Charlotte Mason’s philosophy of education is a very full and comprehensive one. She did two separate things very well. First, she articulated a foundation of solid principles upon which to base education. Second, she developed extremely effective practical methods based upon those principles. There are many similarities between her ideas and the ideas of other educators, both ancient and modern. The reason for that is simply that her principles are universal principles—they represent truths about human nature and education that others have observed as well as herself.
But Charlotte Mason was not simply recycling old ideas without anything new to add to them. She brought original thought and insight to the question of education, although not without some initial trepidation. She did have some concerns about whether or not her contributions were entirely adequate. However, as her ideas were taken up by home and school teachers and implemented with many children, she had the pleasure of seeing how very well her ideas worked out in practice. After many decades, she had more confidence that the ideas she had shared were in fact of real importance, and she had no hesitation then in urging her work to be taken up by others.
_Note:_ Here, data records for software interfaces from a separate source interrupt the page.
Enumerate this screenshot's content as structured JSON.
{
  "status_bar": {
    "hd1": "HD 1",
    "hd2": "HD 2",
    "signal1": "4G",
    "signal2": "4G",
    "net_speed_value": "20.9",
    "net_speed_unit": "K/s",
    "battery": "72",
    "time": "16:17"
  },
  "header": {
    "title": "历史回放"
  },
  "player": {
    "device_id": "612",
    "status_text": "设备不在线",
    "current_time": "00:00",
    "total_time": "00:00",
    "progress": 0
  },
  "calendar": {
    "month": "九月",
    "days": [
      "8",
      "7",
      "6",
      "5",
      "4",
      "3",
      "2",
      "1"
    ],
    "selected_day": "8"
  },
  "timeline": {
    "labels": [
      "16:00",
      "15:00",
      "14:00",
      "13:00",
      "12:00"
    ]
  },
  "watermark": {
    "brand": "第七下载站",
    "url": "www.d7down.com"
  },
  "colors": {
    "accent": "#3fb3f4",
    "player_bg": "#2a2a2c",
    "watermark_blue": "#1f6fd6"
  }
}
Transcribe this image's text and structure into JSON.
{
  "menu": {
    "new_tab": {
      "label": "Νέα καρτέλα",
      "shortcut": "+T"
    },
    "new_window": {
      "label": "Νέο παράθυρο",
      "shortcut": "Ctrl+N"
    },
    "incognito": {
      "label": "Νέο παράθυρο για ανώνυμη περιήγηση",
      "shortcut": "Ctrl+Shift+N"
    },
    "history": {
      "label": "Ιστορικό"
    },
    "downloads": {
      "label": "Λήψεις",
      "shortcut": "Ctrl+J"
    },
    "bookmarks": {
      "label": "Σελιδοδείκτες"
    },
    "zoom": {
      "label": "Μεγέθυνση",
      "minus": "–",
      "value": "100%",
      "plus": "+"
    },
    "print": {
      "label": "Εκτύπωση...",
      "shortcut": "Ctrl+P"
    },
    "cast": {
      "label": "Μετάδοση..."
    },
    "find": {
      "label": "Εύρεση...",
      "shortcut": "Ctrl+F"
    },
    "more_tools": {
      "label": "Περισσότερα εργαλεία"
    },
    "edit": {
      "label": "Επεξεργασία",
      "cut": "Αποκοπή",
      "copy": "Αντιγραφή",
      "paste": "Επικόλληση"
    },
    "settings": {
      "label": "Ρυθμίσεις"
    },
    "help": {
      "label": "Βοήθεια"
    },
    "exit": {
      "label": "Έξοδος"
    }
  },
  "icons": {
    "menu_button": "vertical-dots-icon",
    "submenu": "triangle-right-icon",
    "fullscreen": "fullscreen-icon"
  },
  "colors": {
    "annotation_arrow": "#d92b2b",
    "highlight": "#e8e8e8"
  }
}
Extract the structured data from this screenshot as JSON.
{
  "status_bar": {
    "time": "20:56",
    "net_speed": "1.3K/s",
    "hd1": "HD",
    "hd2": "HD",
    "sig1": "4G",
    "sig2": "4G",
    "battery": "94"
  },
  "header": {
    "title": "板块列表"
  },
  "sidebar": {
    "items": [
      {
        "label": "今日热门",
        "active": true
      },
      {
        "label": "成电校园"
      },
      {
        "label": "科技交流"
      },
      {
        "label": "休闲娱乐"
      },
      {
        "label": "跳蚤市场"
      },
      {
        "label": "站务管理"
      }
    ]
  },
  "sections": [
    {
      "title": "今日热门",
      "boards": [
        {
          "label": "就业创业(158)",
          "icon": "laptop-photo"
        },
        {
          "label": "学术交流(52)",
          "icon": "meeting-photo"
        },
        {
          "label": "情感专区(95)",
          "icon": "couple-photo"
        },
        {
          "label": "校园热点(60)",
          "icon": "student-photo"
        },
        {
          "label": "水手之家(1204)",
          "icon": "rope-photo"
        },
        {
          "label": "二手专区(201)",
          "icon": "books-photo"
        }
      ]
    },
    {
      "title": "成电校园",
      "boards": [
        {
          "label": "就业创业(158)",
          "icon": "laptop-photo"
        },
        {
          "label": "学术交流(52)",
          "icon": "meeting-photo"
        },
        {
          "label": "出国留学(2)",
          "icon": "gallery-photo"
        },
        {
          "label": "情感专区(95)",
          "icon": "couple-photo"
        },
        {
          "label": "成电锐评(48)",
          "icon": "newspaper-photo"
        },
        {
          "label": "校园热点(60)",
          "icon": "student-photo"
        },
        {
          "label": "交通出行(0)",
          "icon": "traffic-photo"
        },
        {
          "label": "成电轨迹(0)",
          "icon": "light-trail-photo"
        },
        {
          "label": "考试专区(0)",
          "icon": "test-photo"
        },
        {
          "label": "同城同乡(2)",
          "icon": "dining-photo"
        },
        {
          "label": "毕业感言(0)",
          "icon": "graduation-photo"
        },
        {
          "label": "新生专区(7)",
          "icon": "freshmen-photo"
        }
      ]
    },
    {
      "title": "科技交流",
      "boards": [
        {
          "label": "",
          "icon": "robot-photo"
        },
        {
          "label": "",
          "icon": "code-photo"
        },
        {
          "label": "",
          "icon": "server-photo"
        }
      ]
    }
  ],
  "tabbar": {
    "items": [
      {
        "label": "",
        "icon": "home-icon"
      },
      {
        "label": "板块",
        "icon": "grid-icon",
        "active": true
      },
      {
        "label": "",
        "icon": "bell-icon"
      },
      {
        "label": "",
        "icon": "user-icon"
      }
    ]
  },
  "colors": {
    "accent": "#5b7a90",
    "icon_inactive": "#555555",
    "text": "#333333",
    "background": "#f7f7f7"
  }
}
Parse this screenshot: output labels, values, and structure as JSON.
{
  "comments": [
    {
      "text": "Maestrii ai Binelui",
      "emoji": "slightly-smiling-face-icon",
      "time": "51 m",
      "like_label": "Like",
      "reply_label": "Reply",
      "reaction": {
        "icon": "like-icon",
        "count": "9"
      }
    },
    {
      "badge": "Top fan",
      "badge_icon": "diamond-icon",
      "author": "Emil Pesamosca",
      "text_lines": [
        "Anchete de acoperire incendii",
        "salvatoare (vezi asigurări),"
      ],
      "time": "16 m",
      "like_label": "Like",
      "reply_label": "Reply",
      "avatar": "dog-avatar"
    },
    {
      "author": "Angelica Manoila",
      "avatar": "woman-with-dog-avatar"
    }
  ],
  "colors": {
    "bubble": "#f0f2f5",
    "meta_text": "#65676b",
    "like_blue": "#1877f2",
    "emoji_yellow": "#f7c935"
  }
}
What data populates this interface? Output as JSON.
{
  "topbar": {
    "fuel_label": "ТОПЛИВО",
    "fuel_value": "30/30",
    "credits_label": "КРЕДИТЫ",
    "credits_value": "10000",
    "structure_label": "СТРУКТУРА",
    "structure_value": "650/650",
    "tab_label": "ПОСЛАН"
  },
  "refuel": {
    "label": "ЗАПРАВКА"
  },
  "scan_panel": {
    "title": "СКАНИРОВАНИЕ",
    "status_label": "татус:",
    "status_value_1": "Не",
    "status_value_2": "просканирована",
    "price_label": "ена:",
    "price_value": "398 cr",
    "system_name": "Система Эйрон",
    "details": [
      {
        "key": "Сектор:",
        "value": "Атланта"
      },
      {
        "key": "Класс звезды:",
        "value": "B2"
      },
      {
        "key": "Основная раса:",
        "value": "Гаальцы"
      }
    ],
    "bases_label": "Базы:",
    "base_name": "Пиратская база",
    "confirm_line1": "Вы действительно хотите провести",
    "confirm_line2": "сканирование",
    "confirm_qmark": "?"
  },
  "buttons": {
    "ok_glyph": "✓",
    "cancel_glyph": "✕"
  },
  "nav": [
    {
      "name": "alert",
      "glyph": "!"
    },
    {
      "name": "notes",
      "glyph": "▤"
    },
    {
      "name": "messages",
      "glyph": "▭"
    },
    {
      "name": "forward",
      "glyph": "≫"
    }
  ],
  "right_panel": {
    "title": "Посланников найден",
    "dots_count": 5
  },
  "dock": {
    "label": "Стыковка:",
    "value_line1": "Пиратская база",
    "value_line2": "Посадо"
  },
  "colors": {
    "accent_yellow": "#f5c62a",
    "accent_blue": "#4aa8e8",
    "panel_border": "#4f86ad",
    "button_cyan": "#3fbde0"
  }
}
Because she was a prolific writer, we have a valuable archive of her ideas in the six volumes of the Home Education series. Within the nearly 2000 pages of those volumes, you can find some commentary that appears contradictory on the surface of it.
We have chanced to light on unknown tracts in the region of educational thought. (Philosophy of Education, p. 8)
We cannot afford to discard the wisdom of the past and begin anew with the effort to collect and systematise, hoping to accomplish as much and more in our short span than the centuries have brought us. (Parents and Children, p. 205)
An EDUCATIONAL REVOLUTION is before us to which every one of us is bound to put his hand. (School Education, p. 247)
In the same volume, Charlotte Mason writes about “certain fundamental ideas, long the property of the world, which we have embraced in our scheme of thought.” (School Education, p. 100, emphasis added)
What does this mean? How can Charlotte Mason’s ideas about education be “unknown tracts” if they are also “the wisdom of the past”, and how can they be a “revolution” if they are “long the property of the world?” Looking at these statements alone, we can only conclude that either Charlotte Mason was confused about whether her methods were old or new or else she was talking about different things when she made these seemingly opposite claims for her ideas. I suspect the latter is true, and while we may be confused by the apparent contradiction, Miss Mason knew exactly what she was saying.
Toward the end of her life, when Charlotte Mason was full of confidence about her methods and was urging the British public to consider adopting not only the methods but even the curriculum used in the schools run by the Parents’ National Educational Union (PNEU), she presented her philosophy with the clear statement that “Some of it is new, much of it is old.” (Philosophy of Education, p. 27) In light of that assessment, it is easy to suppose that she had a clear understanding of which parts were new and which were old, and how much there was of each. However, she did not see a reason to share that specific information with the world. As she articulates her philosophy, she is not often explicit about which parts are new, and which parts are old, but there are hints. Sometimes she identifies old and new quite clearly:
We really have existing material in the philosophy of the ages and the science of the day to formulate an educational code whereby we may order the lives of our children and regulate our own. (Parents and Children, p. 119, emphasis added)
This statement makes it clear that her works contains a mixture of old and new. One might legitimately ask whether these questions matter at all, and while I was once content to accept her statements of “old” and “new” at face value, it is better to understand the relationship between them. So, for the past two years, as I’ve read through the volumes in the Home Education Series (for the umpteenth time), I’ve kept an eye on these ideas. If Charlotte Mason said that something was new, what was she talking about? If she referred to something as old (“long the property of the world”), what was she referring to?
Gradually, I began to see a pattern and came to understand what Miss Mason thought was new, and what she thought was part of the long tradition of educational thinking—that “philosophy of the ages” that is enough upon which to build an educational theory, especially when bolstered by “the science of the day.”
That’s what this five-part series is going to be about. We’ll take a look at the old, and at the new. If you’ve ever thought Charlotte Mason was “all new” or “all old,” I hope this discussion will provide a clearer understanding of the tradition that gives a framework to her ideas about education, as well as why she believed she was doing something revolutionary.